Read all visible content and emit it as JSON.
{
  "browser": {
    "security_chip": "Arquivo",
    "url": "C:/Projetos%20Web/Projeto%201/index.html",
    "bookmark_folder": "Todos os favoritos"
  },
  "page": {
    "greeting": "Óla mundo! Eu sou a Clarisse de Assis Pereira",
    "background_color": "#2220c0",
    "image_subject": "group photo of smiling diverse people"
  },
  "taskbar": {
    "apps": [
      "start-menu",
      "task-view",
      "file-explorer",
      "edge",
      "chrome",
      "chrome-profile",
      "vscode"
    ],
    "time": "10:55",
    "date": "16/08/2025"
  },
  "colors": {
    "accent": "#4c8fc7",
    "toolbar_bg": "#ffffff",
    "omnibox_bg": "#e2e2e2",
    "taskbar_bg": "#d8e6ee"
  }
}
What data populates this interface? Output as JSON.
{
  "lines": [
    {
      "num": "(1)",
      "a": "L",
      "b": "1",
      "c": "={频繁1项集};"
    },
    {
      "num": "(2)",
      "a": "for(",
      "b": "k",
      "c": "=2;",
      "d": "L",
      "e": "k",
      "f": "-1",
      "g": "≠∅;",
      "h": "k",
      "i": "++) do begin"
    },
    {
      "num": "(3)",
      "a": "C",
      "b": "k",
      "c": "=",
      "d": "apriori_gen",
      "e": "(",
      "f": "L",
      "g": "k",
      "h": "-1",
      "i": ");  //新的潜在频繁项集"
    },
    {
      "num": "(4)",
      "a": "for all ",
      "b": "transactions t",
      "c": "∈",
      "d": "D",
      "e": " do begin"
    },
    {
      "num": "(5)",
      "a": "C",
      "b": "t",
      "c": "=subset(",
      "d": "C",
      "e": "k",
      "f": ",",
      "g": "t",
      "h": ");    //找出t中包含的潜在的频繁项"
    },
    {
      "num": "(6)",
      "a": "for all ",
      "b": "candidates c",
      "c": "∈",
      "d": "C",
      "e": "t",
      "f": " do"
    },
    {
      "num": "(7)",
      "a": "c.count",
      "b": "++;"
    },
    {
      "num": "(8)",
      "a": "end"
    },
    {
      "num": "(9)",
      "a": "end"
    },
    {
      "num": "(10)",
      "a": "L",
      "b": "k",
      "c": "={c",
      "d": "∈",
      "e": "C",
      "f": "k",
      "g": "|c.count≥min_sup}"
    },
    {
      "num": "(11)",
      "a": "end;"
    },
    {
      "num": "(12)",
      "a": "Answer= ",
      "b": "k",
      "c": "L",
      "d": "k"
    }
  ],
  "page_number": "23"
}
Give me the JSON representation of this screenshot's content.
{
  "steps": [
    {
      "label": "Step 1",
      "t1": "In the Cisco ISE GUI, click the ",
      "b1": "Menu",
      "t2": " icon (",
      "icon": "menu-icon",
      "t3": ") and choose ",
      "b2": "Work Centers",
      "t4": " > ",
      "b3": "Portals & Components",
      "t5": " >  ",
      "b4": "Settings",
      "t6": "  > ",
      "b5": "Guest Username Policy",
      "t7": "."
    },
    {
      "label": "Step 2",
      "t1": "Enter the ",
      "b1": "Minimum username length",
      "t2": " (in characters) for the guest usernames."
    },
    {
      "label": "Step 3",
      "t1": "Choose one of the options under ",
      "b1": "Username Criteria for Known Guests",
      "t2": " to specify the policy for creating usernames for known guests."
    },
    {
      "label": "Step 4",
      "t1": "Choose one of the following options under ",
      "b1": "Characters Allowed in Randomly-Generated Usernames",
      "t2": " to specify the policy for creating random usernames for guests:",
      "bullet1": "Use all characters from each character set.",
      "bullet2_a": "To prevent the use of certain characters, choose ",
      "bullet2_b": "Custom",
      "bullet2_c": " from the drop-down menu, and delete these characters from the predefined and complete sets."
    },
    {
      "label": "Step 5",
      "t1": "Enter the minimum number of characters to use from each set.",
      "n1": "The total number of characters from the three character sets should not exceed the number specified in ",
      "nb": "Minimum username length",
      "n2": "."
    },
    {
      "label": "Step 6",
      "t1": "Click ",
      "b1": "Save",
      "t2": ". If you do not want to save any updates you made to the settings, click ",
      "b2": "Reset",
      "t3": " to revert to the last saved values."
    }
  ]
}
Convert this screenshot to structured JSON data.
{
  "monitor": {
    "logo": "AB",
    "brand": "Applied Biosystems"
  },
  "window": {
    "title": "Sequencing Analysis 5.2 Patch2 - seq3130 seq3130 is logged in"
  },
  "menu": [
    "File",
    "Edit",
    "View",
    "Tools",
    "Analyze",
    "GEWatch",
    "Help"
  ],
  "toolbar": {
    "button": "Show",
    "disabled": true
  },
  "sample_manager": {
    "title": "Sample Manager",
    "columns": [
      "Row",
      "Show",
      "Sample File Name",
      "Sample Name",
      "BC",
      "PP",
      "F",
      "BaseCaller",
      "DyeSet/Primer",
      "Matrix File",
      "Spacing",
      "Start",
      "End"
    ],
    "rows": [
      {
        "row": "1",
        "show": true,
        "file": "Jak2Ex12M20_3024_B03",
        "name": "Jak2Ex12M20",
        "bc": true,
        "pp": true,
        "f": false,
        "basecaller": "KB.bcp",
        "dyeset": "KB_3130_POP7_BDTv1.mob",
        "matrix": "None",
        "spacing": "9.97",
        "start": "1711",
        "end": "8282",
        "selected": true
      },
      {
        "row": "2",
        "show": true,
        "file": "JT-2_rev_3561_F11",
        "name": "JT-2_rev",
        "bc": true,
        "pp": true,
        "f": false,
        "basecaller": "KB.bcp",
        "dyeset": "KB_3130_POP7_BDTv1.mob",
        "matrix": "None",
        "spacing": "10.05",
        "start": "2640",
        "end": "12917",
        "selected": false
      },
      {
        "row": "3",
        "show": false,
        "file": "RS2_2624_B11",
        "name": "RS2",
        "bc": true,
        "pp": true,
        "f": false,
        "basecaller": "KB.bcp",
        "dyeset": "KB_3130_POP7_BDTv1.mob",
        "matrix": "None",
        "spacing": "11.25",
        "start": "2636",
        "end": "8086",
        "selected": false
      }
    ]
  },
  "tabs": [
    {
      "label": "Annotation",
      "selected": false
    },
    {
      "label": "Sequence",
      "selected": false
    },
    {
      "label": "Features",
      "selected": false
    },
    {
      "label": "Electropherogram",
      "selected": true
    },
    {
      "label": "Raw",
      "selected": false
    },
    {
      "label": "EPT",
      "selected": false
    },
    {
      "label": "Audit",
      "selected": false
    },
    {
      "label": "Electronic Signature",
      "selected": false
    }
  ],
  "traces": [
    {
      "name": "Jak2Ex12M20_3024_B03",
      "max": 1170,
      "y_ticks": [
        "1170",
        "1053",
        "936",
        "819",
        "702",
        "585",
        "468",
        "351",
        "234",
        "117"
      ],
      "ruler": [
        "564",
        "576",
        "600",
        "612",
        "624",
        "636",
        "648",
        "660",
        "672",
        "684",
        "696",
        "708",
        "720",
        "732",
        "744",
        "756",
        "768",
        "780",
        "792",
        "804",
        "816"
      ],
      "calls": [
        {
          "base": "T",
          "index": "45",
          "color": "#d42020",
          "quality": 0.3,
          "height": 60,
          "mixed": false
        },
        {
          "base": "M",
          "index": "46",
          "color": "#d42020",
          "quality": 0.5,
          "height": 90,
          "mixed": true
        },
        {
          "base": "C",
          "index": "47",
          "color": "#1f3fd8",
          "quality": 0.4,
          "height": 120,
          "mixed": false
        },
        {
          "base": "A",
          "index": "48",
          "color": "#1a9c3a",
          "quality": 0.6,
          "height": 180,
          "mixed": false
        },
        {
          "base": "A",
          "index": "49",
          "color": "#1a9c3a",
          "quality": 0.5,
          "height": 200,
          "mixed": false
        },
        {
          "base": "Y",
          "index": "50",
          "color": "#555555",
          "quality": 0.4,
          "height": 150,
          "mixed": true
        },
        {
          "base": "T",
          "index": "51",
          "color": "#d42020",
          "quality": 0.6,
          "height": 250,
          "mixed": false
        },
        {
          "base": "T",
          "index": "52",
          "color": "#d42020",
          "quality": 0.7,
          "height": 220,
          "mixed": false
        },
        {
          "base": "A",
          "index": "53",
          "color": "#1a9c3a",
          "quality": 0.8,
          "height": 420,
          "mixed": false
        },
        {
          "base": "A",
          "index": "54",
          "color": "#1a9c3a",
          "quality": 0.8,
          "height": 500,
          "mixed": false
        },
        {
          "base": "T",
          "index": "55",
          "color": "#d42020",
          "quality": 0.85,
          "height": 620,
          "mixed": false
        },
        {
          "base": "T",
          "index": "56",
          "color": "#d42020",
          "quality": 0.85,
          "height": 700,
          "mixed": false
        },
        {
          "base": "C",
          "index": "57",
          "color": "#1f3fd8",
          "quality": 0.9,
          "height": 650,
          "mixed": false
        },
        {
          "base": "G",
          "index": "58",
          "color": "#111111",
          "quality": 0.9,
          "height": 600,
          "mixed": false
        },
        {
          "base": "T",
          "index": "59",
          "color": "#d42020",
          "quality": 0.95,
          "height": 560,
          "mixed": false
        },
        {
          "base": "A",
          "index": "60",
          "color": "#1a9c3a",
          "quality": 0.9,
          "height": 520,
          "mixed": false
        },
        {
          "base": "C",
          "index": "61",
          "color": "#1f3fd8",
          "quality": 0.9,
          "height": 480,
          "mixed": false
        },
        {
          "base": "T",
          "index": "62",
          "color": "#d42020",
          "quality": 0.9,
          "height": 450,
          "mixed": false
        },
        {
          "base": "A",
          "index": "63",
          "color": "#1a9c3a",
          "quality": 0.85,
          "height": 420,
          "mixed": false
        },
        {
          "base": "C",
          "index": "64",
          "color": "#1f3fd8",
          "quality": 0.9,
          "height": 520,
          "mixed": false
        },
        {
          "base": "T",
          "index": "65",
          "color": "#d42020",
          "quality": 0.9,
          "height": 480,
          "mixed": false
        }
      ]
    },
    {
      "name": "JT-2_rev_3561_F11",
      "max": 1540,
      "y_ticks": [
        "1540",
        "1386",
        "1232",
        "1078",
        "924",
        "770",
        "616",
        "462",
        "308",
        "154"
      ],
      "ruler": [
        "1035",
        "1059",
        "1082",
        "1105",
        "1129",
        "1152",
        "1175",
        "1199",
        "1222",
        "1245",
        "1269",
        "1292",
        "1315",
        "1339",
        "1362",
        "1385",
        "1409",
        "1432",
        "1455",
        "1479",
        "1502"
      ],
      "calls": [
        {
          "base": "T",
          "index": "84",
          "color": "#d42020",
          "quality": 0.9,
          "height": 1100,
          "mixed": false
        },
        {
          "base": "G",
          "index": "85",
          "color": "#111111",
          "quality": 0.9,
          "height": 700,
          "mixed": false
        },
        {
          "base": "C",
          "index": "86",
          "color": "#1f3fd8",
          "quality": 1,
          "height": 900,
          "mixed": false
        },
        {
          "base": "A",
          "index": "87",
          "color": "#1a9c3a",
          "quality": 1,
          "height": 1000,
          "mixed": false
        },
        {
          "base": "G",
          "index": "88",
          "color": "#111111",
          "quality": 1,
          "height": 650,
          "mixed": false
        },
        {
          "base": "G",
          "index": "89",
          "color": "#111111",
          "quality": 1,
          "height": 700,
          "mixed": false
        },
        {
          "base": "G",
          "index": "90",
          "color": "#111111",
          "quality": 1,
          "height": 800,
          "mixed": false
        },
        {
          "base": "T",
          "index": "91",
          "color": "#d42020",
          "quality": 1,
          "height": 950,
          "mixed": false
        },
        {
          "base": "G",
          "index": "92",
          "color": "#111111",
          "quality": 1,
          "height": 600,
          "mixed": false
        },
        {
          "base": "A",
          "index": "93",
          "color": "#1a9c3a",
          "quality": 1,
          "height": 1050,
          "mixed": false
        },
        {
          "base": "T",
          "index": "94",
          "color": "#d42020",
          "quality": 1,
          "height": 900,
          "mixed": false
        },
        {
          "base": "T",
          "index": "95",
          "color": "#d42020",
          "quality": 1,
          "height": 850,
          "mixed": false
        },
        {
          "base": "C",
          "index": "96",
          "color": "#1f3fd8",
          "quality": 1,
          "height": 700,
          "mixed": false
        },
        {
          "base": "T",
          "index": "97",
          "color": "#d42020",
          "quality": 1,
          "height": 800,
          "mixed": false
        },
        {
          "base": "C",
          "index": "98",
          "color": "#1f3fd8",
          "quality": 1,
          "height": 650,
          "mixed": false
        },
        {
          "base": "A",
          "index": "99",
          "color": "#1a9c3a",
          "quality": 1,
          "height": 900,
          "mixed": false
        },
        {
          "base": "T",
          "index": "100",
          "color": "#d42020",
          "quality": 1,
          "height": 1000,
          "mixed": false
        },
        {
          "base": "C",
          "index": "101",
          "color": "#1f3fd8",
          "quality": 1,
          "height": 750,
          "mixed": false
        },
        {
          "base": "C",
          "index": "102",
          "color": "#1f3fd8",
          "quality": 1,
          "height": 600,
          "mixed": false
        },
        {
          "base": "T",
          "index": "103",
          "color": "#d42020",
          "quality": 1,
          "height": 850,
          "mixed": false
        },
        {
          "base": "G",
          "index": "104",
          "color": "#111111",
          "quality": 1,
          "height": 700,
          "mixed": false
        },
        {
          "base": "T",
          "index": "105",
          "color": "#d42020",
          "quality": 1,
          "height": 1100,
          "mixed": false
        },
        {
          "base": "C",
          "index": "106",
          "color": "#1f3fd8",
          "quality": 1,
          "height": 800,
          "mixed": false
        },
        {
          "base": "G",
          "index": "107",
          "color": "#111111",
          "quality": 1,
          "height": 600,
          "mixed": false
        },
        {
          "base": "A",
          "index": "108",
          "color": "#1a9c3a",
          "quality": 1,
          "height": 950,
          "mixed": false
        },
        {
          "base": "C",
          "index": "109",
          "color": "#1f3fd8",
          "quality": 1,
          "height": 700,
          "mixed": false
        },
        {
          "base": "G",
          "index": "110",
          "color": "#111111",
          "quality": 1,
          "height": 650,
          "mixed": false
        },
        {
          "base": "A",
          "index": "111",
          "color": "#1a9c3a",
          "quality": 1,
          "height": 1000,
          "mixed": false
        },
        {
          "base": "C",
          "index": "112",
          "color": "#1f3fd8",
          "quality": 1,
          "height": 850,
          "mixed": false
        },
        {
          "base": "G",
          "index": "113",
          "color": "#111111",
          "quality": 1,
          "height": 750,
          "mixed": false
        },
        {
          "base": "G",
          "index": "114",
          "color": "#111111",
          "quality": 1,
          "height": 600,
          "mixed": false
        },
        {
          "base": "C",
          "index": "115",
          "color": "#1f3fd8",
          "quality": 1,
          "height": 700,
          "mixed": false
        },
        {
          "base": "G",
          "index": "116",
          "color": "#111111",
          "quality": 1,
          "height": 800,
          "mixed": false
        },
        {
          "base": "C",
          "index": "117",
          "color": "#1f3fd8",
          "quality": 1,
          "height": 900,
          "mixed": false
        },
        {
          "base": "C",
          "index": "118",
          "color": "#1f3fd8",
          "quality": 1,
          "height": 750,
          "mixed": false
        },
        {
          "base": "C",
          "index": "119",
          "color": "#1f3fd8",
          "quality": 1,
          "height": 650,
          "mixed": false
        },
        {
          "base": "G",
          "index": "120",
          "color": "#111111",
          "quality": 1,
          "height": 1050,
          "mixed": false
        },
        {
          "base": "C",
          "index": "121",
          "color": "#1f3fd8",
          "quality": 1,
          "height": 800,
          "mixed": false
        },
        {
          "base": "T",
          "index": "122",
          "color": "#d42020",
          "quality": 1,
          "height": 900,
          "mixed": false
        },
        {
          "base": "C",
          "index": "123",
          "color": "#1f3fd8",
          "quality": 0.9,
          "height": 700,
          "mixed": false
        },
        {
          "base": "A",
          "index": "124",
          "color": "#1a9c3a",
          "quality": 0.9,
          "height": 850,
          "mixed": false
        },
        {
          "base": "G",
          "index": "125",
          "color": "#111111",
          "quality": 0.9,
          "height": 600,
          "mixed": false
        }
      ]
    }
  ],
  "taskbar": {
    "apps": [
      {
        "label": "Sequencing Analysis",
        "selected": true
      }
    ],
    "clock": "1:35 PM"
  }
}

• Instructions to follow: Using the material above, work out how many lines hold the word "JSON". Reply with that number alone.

• Written answer: 4